By Mark Schlinkmann for stltoday.com
ST. LOUIS — The long-sought $222 million replacement of the circa 1890 Merchants Bridge, one of two local spans used by railroads to cross the Mississippi River, is nearing completion.
On Friday and Saturday, crews installed the last of three truss segments on the overhauled bridge north of downtown. Each segment weighs 9 million pounds.
Other work is expected to be done by the end of September and officials hope that the span, connecting St. Louis to Venice, will be fully operational by mid-October, following inspections. The project began more than three years ago.
Because of weight and speed restrictions imposed due to the old bridge’s condition, only one train could cross at a time, at about 5 mph, often causing delays.
The overhauled bridge will allow two tracks to be used simultaneously at speeds of up to 20 mph.
“If we did not have this bridge replaced, you would see a significant increase in bottlenecks and result in further delays in the supply chain,” said Asim Raza, chief legal officer for the Terminal Railroad Association of St. Louis, which owns the bridge.
Terminal’s president, Brent Wood, said, “Our mission is to keep the St. Louis gateway for the railroads as fluid as possible.”
After the replacement span is finished, he said, trains won’t be sitting in yards on both the Missouri and Illinois sides of the river waiting to use the bridge.
Debbie Fick, rail terminal manager here for Bruce Oakley Inc., a shipping company, said “maintaining and upgrading that bridge is critical,” especially for agriculture-related industry.
“It is especially important when the river closes” to barge traffic on the Mississippi north of the St. Louis area during wintry weather, she said.

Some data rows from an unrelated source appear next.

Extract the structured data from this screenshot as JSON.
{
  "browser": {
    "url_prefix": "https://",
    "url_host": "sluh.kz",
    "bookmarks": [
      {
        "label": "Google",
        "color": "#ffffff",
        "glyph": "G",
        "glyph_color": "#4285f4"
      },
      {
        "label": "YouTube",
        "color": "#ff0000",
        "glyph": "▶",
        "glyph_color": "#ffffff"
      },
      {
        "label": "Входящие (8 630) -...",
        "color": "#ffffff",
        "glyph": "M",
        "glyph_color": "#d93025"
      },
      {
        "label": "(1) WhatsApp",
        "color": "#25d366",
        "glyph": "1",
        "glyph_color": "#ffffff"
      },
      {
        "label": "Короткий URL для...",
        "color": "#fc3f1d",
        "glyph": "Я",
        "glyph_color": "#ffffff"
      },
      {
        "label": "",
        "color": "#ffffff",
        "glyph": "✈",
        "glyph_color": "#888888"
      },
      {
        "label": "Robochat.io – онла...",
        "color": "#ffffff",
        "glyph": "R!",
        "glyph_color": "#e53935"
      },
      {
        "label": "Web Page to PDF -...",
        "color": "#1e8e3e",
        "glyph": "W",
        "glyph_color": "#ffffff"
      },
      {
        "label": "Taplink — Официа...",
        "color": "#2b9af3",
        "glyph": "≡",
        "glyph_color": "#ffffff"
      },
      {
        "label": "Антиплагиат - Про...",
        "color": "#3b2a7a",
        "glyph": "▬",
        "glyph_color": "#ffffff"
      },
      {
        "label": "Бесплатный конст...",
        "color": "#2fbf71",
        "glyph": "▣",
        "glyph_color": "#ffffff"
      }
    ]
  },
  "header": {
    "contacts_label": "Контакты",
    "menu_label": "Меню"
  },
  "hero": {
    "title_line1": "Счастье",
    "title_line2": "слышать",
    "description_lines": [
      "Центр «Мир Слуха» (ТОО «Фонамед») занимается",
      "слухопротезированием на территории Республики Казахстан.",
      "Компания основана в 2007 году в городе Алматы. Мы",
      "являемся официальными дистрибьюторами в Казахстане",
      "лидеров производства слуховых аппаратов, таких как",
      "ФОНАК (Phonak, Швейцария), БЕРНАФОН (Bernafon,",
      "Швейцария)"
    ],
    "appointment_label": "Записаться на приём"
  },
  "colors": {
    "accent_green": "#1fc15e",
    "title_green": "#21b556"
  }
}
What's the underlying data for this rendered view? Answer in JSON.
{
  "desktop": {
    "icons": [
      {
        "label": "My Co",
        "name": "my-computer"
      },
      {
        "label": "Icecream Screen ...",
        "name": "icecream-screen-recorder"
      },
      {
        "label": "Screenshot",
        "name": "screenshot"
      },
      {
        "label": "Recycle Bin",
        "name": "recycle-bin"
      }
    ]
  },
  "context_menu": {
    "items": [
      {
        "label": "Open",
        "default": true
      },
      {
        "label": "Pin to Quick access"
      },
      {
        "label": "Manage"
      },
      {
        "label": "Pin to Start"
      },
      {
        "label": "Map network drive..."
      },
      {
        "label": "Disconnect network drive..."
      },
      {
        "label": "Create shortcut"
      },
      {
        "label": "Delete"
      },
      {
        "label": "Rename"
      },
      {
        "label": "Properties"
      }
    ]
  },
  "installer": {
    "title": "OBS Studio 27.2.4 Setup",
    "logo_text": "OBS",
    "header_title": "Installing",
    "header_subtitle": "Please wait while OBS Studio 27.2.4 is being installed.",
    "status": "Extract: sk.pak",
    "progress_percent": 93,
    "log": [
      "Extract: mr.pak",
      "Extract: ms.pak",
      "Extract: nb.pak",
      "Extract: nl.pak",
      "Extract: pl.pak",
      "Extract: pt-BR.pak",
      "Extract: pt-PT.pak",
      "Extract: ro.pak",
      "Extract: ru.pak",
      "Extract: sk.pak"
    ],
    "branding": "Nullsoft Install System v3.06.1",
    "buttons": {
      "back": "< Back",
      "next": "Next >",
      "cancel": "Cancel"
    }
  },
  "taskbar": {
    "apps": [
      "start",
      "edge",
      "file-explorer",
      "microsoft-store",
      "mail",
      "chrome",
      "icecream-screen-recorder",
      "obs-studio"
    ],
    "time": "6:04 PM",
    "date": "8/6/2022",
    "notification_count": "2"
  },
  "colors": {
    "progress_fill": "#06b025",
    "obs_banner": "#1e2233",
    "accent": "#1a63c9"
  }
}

Replacement of the bridge had been designated the metro area’s chief infrastructure priority several years ago by the St. Louis Regional Freightway, a booster group for the region’s freight industry.
Terminal Railroad officials say freight delays costing an estimated $36 million a year would continue if the bridge work wasn’t carried out.
And they say the deteriorating conditions on the span would have required it to be closed around 2025, spurring far greater losses for the freight industry.
Moreover, Regional Freightway executive director Mary Lamie has said, closure would harm the region’s ability to compete for economic development.
The Terminal Railroad is owned jointly by five major freight railroads operating here — Union Pacific Railroad, CSX Transportation, Canadian National Railway, Norfolk Southern Corp. and the Burlington Northern and Santa Fe Railway.
Amtrak, which runs passenger trains daily between St. Louis and Chicago, also uses the Merchants Bridge and the other freight span — the MacArthur Bridge on the south end of downtown — depending on which is available at the time.
”It was a choke point for freight trains,” Marc Magliari, an Amtrak spokesman, said of the Merchants. The overhaul “reduces the opportunity for us to be delayed. It helps us operate more smoothly.”
Raza said 90% of the project was financed by the sponsoring freight railroads and the Federal Railroad Administration kicked in $21.5 million.
During the project, he said, the bridge continued in operation except for 30 days — 10 days for each truss replacement. A single track will be put back in service around Wednesday.
The final main bridge segment, built in Wisconsin and assembled here, was floated into place and hoisted by a gantry system. The old segment was cut from the foundation earlier in the week.
Once in place, a concrete foundation was to be poured and cured, with the new tracks installed in the coming week.
Previous parts of the project included seismic retrofitting of the bridge’s piers and rehabbing the Illinois approach. The Missouri approach was rebuilt in 2016.
Meanwhile, plans are underway for an estimated $60 million renovation of the other freight bridge, the MacArthur, which opened in 1917 and connects to East St. Louis.
Raza said Terminal later this year probably will seek bids for that project, which will be funded partly by a $28.8 million federal grant.
The project will replace the bridge’s worn steel girders built in 1912 and extend the bridge’s life to about 2085.
A previous project overhauled part of the Missouri approach to the MacArthur and allowed longer and wider railroad cars on the approach.